Exercise brief: Set down all of the records word for word.
[[ Data records open ]]
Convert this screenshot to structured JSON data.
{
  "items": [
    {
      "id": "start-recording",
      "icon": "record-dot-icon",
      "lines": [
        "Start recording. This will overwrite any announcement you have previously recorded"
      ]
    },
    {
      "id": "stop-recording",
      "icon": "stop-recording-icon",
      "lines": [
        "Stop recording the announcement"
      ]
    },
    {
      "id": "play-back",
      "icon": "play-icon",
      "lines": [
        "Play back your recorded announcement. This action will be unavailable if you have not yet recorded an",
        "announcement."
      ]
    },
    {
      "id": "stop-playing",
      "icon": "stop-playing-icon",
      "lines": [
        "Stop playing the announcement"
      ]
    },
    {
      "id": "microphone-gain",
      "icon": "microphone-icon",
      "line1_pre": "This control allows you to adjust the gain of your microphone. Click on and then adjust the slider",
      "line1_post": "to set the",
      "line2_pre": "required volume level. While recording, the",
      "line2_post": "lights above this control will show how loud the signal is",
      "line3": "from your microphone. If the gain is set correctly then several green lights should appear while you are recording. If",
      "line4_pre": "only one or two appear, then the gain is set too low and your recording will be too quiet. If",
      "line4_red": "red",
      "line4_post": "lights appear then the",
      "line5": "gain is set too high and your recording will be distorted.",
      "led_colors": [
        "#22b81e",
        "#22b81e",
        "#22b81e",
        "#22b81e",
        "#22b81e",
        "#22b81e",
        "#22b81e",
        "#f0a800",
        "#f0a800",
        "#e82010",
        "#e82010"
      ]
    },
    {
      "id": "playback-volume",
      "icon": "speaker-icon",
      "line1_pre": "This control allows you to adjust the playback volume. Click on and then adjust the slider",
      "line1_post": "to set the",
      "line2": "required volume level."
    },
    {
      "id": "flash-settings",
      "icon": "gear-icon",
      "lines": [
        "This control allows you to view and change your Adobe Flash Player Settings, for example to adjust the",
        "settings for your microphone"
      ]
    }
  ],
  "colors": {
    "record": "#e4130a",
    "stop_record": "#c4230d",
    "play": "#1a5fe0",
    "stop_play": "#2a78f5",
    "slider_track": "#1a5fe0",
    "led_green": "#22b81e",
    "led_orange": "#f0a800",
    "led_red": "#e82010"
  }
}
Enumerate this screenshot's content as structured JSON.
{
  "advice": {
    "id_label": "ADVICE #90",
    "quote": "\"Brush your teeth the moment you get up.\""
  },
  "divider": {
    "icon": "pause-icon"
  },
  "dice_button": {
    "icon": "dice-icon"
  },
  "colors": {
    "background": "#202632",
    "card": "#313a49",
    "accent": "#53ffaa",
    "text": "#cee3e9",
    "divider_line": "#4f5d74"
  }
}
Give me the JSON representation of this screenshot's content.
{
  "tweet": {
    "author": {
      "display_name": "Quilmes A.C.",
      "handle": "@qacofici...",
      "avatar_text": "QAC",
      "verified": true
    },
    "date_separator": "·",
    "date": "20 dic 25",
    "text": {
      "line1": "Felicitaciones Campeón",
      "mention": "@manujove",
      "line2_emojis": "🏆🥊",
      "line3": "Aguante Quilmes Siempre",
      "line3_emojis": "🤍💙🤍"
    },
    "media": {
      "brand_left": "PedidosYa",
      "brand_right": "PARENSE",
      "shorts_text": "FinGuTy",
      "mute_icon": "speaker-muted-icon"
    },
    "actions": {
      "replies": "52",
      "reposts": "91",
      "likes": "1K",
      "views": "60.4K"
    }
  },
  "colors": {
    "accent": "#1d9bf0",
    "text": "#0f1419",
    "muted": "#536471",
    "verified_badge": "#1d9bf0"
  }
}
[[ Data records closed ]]
Answer section:
Convert this screenshot to structured JSON data.
{
  "items": [
    {
      "id": "start-recording",
      "icon": "record-dot-icon",
      "lines": [
        "Start recording. This will overwrite any announcement you have previously recorded"
      ]
    },
    {
      "id": "stop-recording",
      "icon": "stop-recording-icon",
      "lines": [
        "Stop recording the announcement"
      ]
    },
    {
      "id": "play-back",
      "icon": "play-icon",
      "lines": [
        "Play back your recorded announcement. This action will be unavailable if you have not yet recorded an",
        "announcement."
      ]
    },
    {
      "id": "stop-playing",
      "icon": "stop-playing-icon",
      "lines": [
        "Stop playing the announcement"
      ]
    },
    {
      "id": "microphone-gain",
      "icon": "microphone-icon",
      "line1_pre": "This control allows you to adjust the gain of your microphone. Click on and then adjust the slider",
      "line1_post": "to set the",
      "line2_pre": "required volume level. While recording, the",
      "line2_post": "lights above this control will show how loud the signal is",
      "line3": "from your microphone. If the gain is set correctly then several green lights should appear while you are recording. If",
      "line4_pre": "only one or two appear, then the gain is set too low and your recording will be too quiet. If",
      "line4_red": "red",
      "line4_post": "lights appear then the",
      "line5": "gain is set too high and your recording will be distorted.",
      "led_colors": [
        "#22b81e",
        "#22b81e",
        "#22b81e",
        "#22b81e",
        "#22b81e",
        "#22b81e",
        "#22b81e",
        "#f0a800",
        "#f0a800",
        "#e82010",
        "#e82010"
      ]
    },
    {
      "id": "playback-volume",
      "icon": "speaker-icon",
      "line1_pre": "This control allows you to adjust the playback volume. Click on and then adjust the slider",
      "line1_post": "to set the",
      "line2": "required volume level."
    },
    {
      "id": "flash-settings",
      "icon": "gear-icon",
      "lines": [
        "This control allows you to view and change your Adobe Flash Player Settings, for example to adjust the",
        "settings for your microphone"
      ]
    }
  ],
  "colors": {
    "record": "#e4130a",
    "stop_record": "#c4230d",
    "play": "#1a5fe0",
    "stop_play": "#2a78f5",
    "slider_track": "#1a5fe0",
    "led_green": "#22b81e",
    "led_orange": "#f0a800",
    "led_red": "#e82010"
  }
}
Enumerate this screenshot's content as structured JSON.
{
  "advice": {
    "id_label": "ADVICE #90",
    "quote": "\"Brush your teeth the moment you get up.\""
  },
  "divider": {
    "icon": "pause-icon"
  },
  "dice_button": {
    "icon": "dice-icon"
  },
  "colors": {
    "background": "#202632",
    "card": "#313a49",
    "accent": "#53ffaa",
    "text": "#cee3e9",
    "divider_line": "#4f5d74"
  }
}
Give me the JSON representation of this screenshot's content.
{
  "tweet": {
    "author": {
      "display_name": "Quilmes A.C.",
      "handle": "@qacofici...",
      "avatar_text": "QAC",
      "verified": true
    },
    "date_separator": "·",
    "date": "20 dic 25",
    "text": {
      "line1": "Felicitaciones Campeón",
      "mention": "@manujove",
      "line2_emojis": "🏆🥊",
      "line3": "Aguante Quilmes Siempre",
      "line3_emojis": "🤍💙🤍"
    },
    "media": {
      "brand_left": "PedidosYa",
      "brand_right": "PARENSE",
      "shorts_text": "FinGuTy",
      "mute_icon": "speaker-muted-icon"
    },
    "actions": {
      "replies": "52",
      "reposts": "91",
      "likes": "1K",
      "views": "60.4K"
    }
  },
  "colors": {
    "accent": "#1d9bf0",
    "text": "#0f1419",
    "muted": "#536471",
    "verified_badge": "#1d9bf0"
  }
}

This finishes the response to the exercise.